── RECORDS PROVIDED

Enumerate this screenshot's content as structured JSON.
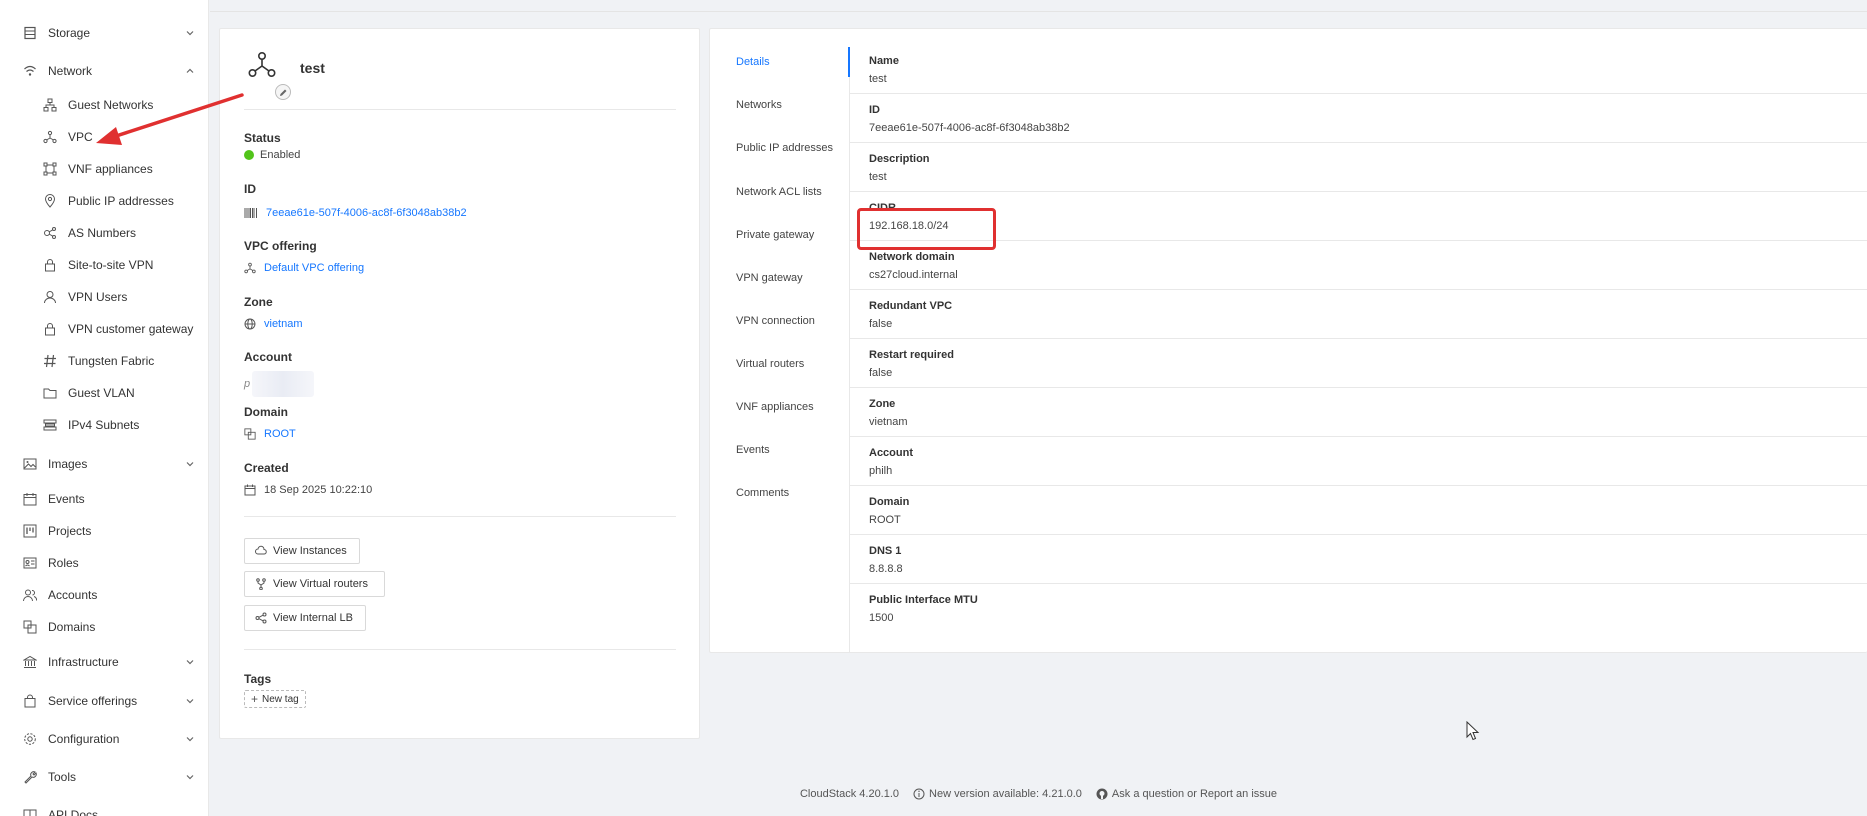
{
  "sidebar": {
    "top_items": [
      {
        "label": "Storage",
        "icon": "database-icon",
        "chevron": "down"
      },
      {
        "label": "Network",
        "icon": "wifi-icon",
        "chevron": "up"
      }
    ],
    "network_items": [
      {
        "label": "Guest Networks",
        "icon": "apartment-icon"
      },
      {
        "label": "VPC",
        "icon": "deployment-unit-icon"
      },
      {
        "label": "VNF appliances",
        "icon": "gateway-icon"
      },
      {
        "label": "Public IP addresses",
        "icon": "environment-icon"
      },
      {
        "label": "AS Numbers",
        "icon": "cluster-icon"
      },
      {
        "label": "Site-to-site VPN",
        "icon": "lock-icon"
      },
      {
        "label": "VPN Users",
        "icon": "user-icon"
      },
      {
        "label": "VPN customer gateway",
        "icon": "lock-icon"
      },
      {
        "label": "Tungsten Fabric",
        "icon": "hash-icon"
      },
      {
        "label": "Guest VLAN",
        "icon": "folder-icon"
      },
      {
        "label": "IPv4 Subnets",
        "icon": "subnet-icon"
      }
    ],
    "bottom_items": [
      {
        "label": "Images",
        "icon": "picture-icon",
        "chevron": "down"
      },
      {
        "label": "Events",
        "icon": "schedule-icon"
      },
      {
        "label": "Projects",
        "icon": "project-icon"
      },
      {
        "label": "Roles",
        "icon": "idcard-icon"
      },
      {
        "label": "Accounts",
        "icon": "team-icon"
      },
      {
        "label": "Domains",
        "icon": "block-icon"
      },
      {
        "label": "Infrastructure",
        "icon": "bank-icon",
        "chevron": "down"
      },
      {
        "label": "Service offerings",
        "icon": "shopping-icon",
        "chevron": "down"
      },
      {
        "label": "Configuration",
        "icon": "setting-icon",
        "chevron": "down"
      },
      {
        "label": "Tools",
        "icon": "tool-icon",
        "chevron": "down"
      },
      {
        "label": "API Docs",
        "icon": "read-icon"
      }
    ]
  },
  "info": {
    "name": "test",
    "status_label": "Status",
    "status_value": "Enabled",
    "status_color": "#52c41a",
    "id_label": "ID",
    "id_value": "7eeae61e-507f-4006-ac8f-6f3048ab38b2",
    "vpc_offering_label": "VPC offering",
    "vpc_offering_value": "Default VPC offering",
    "zone_label": "Zone",
    "zone_value": "vietnam",
    "account_label": "Account",
    "account_value": "p",
    "domain_label": "Domain",
    "domain_value": "ROOT",
    "created_label": "Created",
    "created_value": "18 Sep 2025 10:22:10",
    "buttons": {
      "view_instances": "View Instances",
      "view_virtual_routers": "View Virtual routers",
      "view_internal_lb": "View Internal LB"
    },
    "tags_label": "Tags",
    "new_tag": "New tag"
  },
  "tabs": [
    "Details",
    "Networks",
    "Public IP addresses",
    "Network ACL lists",
    "Private gateway",
    "VPN gateway",
    "VPN connection",
    "Virtual routers",
    "VNF appliances",
    "Events",
    "Comments"
  ],
  "details": [
    {
      "key": "Name",
      "value": "test"
    },
    {
      "key": "ID",
      "value": "7eeae61e-507f-4006-ac8f-6f3048ab38b2"
    },
    {
      "key": "Description",
      "value": "test"
    },
    {
      "key": "CIDR",
      "value": "192.168.18.0/24"
    },
    {
      "key": "Network domain",
      "value": "cs27cloud.internal"
    },
    {
      "key": "Redundant VPC",
      "value": "false"
    },
    {
      "key": "Restart required",
      "value": "false"
    },
    {
      "key": "Zone",
      "value": "vietnam"
    },
    {
      "key": "Account",
      "value": "philh"
    },
    {
      "key": "Domain",
      "value": "ROOT"
    },
    {
      "key": "DNS 1",
      "value": "8.8.8.8"
    },
    {
      "key": "Public Interface MTU",
      "value": "1500"
    }
  ],
  "footer": {
    "version": "CloudStack 4.20.1.0",
    "new_version": "New version available: 4.21.0.0",
    "ask": "Ask a question or Report an issue"
  },
  "colors": {
    "accent": "#1677ff",
    "annotation_red": "#e03030"
  }
}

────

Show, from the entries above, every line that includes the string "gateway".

▶ EXPECTED ANSWER
        "icon": "gateway-icon"
        "label": "VPN customer gateway",
    "Private gateway",
    "VPN gateway",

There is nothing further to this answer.